“I realized I had to take care of myself before I could took care of patients,” said Warner. “PTSD is something you live with but you are not defined by it. I am open with groups and I talk with people about PTSD…I don’t think a lot of doctors like to talk about their faults, the things that make them human.”
But Warner shared his experiences with post-traumatic stress disorder by presenting sessions about it to his fellow medical students.
“When I talk about PTSD to students, I speak with them about how you can talk to a patient who might be guarded because they have lost that trust or they have these reactionary symptoms,” said Warner.
“I like to talk about how PTSD affects families,” he said. “My wife was at this last meeting I had here and she ended up talking too. The best management for PTSD is having families know what goes on and offer ways to mitigate high-anxiety environments.
“Admittedly, I think if I had just driven through med school—and I think I could have and not taken that medical leave and not taken care of myself—I think it definitely would have affected me … leaving the profession, or leaving my relationship or leaving society and becoming something not normal,” said Warner. “I recognized my feelings weren’t normal and I needed to take care of them.”

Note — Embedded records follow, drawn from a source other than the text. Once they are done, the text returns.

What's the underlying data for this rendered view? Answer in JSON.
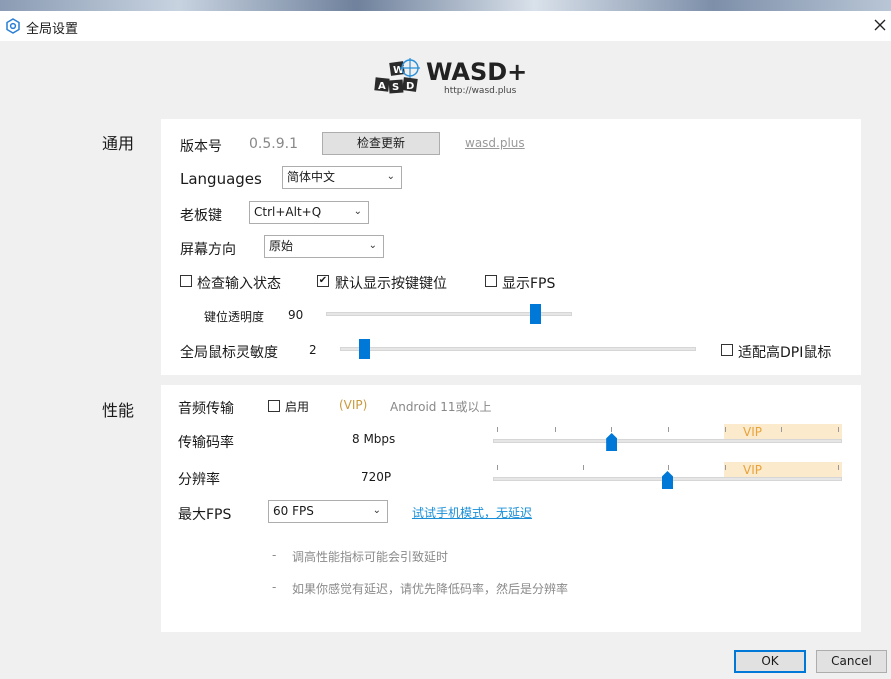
{
  "window": {
    "title": "全局设置"
  },
  "logo": {
    "name": "WASD+",
    "url": "http://wasd.plus"
  },
  "general": {
    "section_label": "通用",
    "version_label": "版本号",
    "version_value": "0.5.9.1",
    "check_update_label": "检查更新",
    "site_link": "wasd.plus",
    "languages_label": "Languages",
    "language_value": "简体中文",
    "boss_key_label": "老板键",
    "boss_key_value": "Ctrl+Alt+Q",
    "orientation_label": "屏幕方向",
    "orientation_value": "原始",
    "check_input_label": "检查输入状态",
    "check_input_checked": false,
    "show_keys_label": "默认显示按键键位",
    "show_keys_checked": true,
    "show_fps_label": "显示FPS",
    "show_fps_checked": false,
    "key_opacity_label": "键位透明度",
    "key_opacity_value": "90",
    "key_opacity_fraction": 0.85,
    "mouse_sensitivity_label": "全局鼠标灵敏度",
    "mouse_sensitivity_value": "2",
    "mouse_sensitivity_fraction": 0.07,
    "high_dpi_label": "适配高DPI鼠标",
    "high_dpi_checked": false
  },
  "performance": {
    "section_label": "性能",
    "audio_label": "音频传输",
    "audio_enable_label": "启用",
    "audio_enable_checked": false,
    "audio_vip_tag": "(VIP)",
    "audio_requirement": "Android 11或以上",
    "bitrate_label": "传输码率",
    "bitrate_value": "8 Mbps",
    "bitrate_fraction": 0.34,
    "bitrate_vip": "VIP",
    "resolution_label": "分辨率",
    "resolution_value": "720P",
    "resolution_fraction": 0.5,
    "resolution_vip": "VIP",
    "max_fps_label": "最大FPS",
    "max_fps_value": "60 FPS",
    "try_phone_link": "试试手机模式，无延迟",
    "hint_bullet": "-",
    "hint_1": "调高性能指标可能会引致延时",
    "hint_2": "如果你感觉有延迟，请优先降低码率，然后是分辨率"
  },
  "footer": {
    "ok_label": "OK",
    "cancel_label": "Cancel"
  },
  "icons": {
    "title": "settings-gear-icon",
    "close": "close-icon",
    "chevron": "chevron-down-icon",
    "check": "checkmark-icon"
  },
  "colors": {
    "accent": "#0078d7",
    "vip_bg": "#fbeacb",
    "vip_text": "#e8a33c",
    "link": "#1a8fd8"
  }
}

Fortunately, one thing Warner wasn’t so good at was quitting. After medical school, he will take a year to do research at Cincinnati Children’s Hospital Medical Center before seeking a residency program. It will give him more time with his wife and their five-month old daughter, Blakely Mae, and allow him to determine which program best suits him.
“I think the non-linear journey is the most rewarding journey sometimes,” said Warner.
Media Contact: Cedric Ricks, 513-558-4657